were trapped and ended up at the bottom of the street, after bumping into the
wall. Once caught, we didn't sit down for a long time as I remember. We may
have been two of Knottingley's first joy riders; though it proved a
short-lived career and a painful experience.
The older residents of Knottingley will fondly remember Nurse Berry and her
little green car. In her time, she helped deliver most of the children in the
area. She was a tall, kindly lady with spectacles. I can still see her in her
blue uniform and hat, with her bag in her hand. Her husband, Mr. Berry, kept
the pharmacy on Hill Top. I can't help being reminded of her whenever I watch
'Open All Hours' on television, and see Linda Barron as Nurse Gladys.
At that time, if as a child you were naughty, adults would tell you that if
you didn't behave “the black man would come and get you”. An old wives tale of
course, but one that lives on in the memory. As kids we played in the street
as there was very little traffic about. One day a door to door salesman
appeared with a large brown suitcase. I later found out that it was full of
brushes and cloths etc. On that date, word spread like a bushfire. “The man
had come, the children were to be taken away in the suitcase.” Yes, you've
guessed it; I seem to remember him as the first Afro-Caribbean I had ever
seen. Children disappeared from the street in the twinkle of an eye. I hid
under the kitchen table, shaking with fear. The only thought I remember was,
“Who had he come for?” When he knocked on our door I remember screaming and
pressing myself deeper under the table. When he left the street, we all came
out, wanting to know who he had taken. For the next few days we were good
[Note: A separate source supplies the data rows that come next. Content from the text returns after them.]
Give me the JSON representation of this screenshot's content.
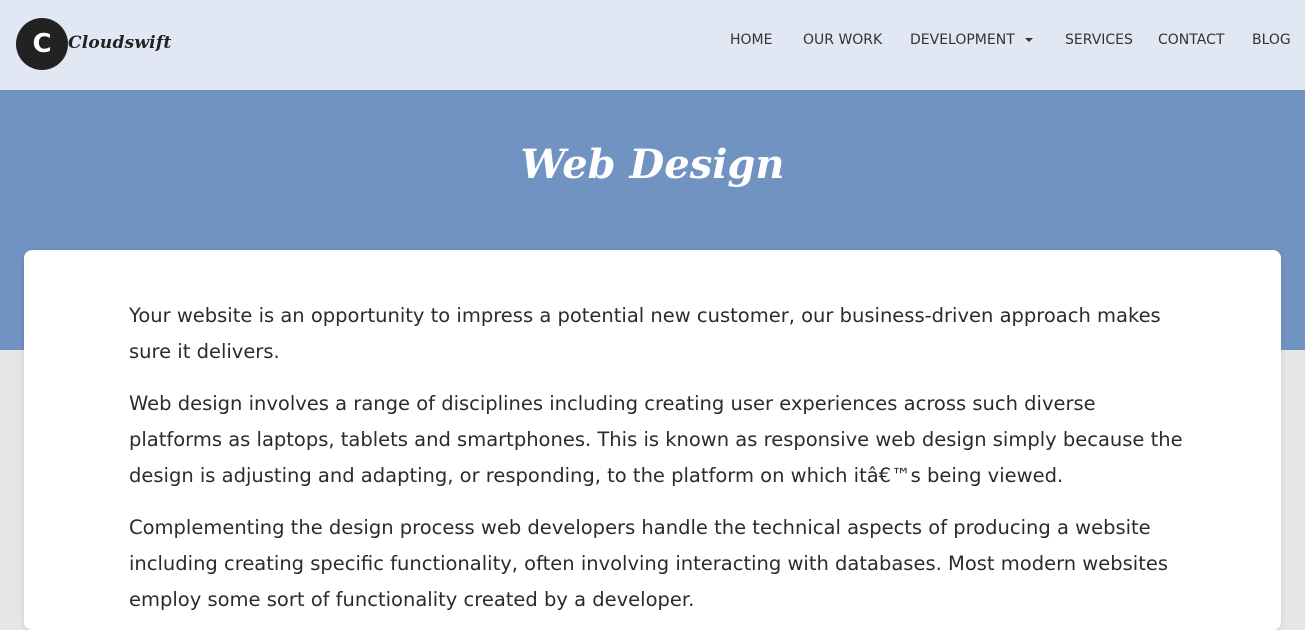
{
  "brand": {
    "logo_letter": "C",
    "name": "Cloudswift"
  },
  "nav": {
    "items": [
      {
        "label": "HOME"
      },
      {
        "label": "OUR WORK"
      },
      {
        "label": "DEVELOPMENT",
        "has_dropdown": true
      },
      {
        "label": "SERVICES"
      },
      {
        "label": "CONTACT"
      },
      {
        "label": "BLOG"
      }
    ],
    "dropdown_icon": "caret-down-icon"
  },
  "hero": {
    "title": "Web Design"
  },
  "content": {
    "paragraphs": [
      "Your website is an opportunity to impress a potential new customer, our business-driven approach makes sure it delivers.",
      "Web design involves a range of disciplines including creating user experiences across such diverse platforms as laptops, tablets and smartphones. This is known as responsive web design simply because the design is adjusting and adapting, or responding, to the platform on which itâ€™s being viewed.",
      "Complementing the design process web developers handle the technical aspects of producing a website including creating specific functionality, often involving interacting with databases. Most modern websites employ some sort of functionality created by a developer."
    ]
  },
  "colors": {
    "navbar_bg": "#e2e8f3",
    "hero_bg": "#7093c1",
    "page_bg": "#e6e6e6",
    "card_bg": "#ffffff",
    "text": "#2b2b2b",
    "logo_circle": "#222222"
  }
}
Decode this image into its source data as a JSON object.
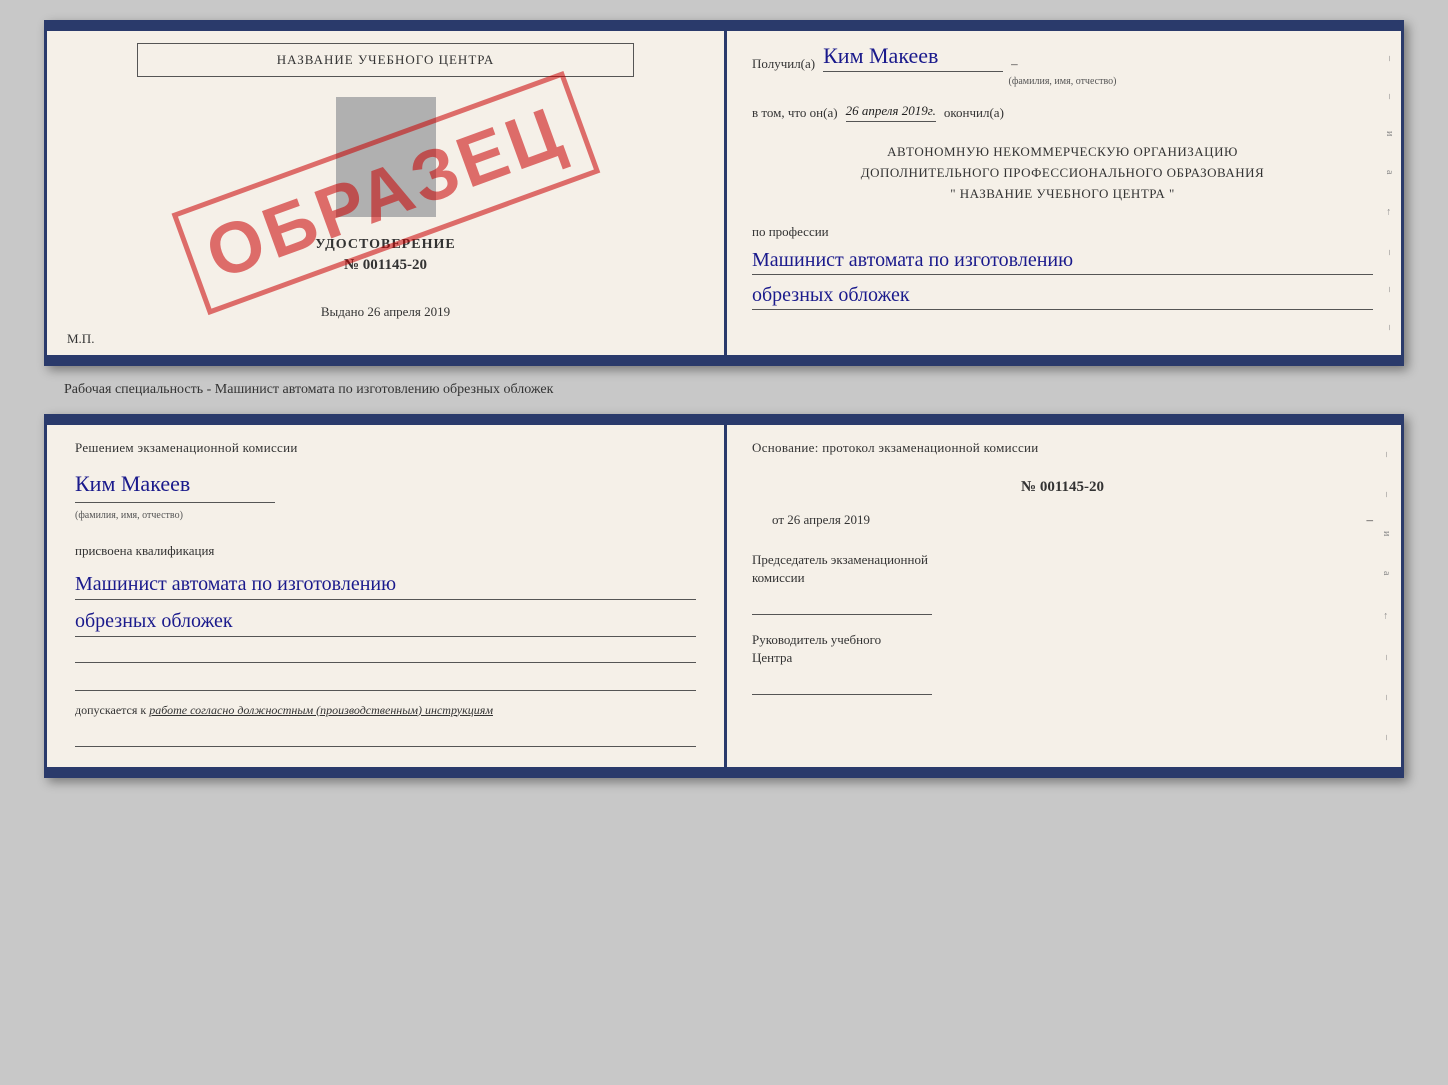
{
  "doc1": {
    "left": {
      "school_name": "НАЗВАНИЕ УЧЕБНОГО ЦЕНТРА",
      "udostoverenie_label": "УДОСТОВЕРЕНИЕ",
      "number": "№ 001145-20",
      "vydano_label": "Выдано",
      "vydano_date": "26 апреля 2019",
      "mp_label": "М.П.",
      "obrazec": "ОБРАЗЕЦ"
    },
    "right": {
      "poluchil": "Получил(a)",
      "name": "Ким Макеев",
      "fio_hint": "(фамилия, имя, отчество)",
      "dash1": "–",
      "v_tom": "в том, что он(а)",
      "date": "26 апреля 2019г.",
      "okonchil": "окончил(а)",
      "org_line1": "АВТОНОМНУЮ НЕКОММЕРЧЕСКУЮ ОРГАНИЗАЦИЮ",
      "org_line2": "ДОПОЛНИТЕЛЬНОГО ПРОФЕССИОНАЛЬНОГО ОБРАЗОВАНИЯ",
      "org_name": "\"  НАЗВАНИЕ УЧЕБНОГО ЦЕНТРА  \"",
      "po_professii": "по профессии",
      "profession1": "Машинист автомата по изготовлению",
      "profession2": "обрезных обложек"
    }
  },
  "separator": {
    "text": "Рабочая специальность - Машинист автомата по изготовлению обрезных обложек"
  },
  "doc2": {
    "left": {
      "resheniem": "Решением экзаменационной комиссии",
      "name": "Ким Макеев",
      "fio_hint": "(фамилия, имя, отчество)",
      "prisvoena": "присвоена квалификация",
      "qual1": "Машинист автомата по изготовлению",
      "qual2": "обрезных обложек",
      "dopuskaetsya": "допускается к",
      "dopusk_text": "работе согласно должностным (производственным) инструкциям"
    },
    "right": {
      "osnovanie": "Основание: протокол экзаменационной комиссии",
      "number": "№ 001145-20",
      "ot_label": "от",
      "date": "26 апреля 2019",
      "predsedatel_label": "Председатель экзаменационной",
      "predsedatel_label2": "комиссии",
      "rukovoditel_label": "Руководитель учебного",
      "rukovoditel_label2": "Центра"
    }
  },
  "edge_marks": [
    "–",
    "–",
    "и",
    "а",
    "←",
    "–",
    "–",
    "–"
  ]
}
children, otherwise the next time, he might come for us. It was a trick that
parents used over and over again.
PART TWO |
PART THREE | PART FOUR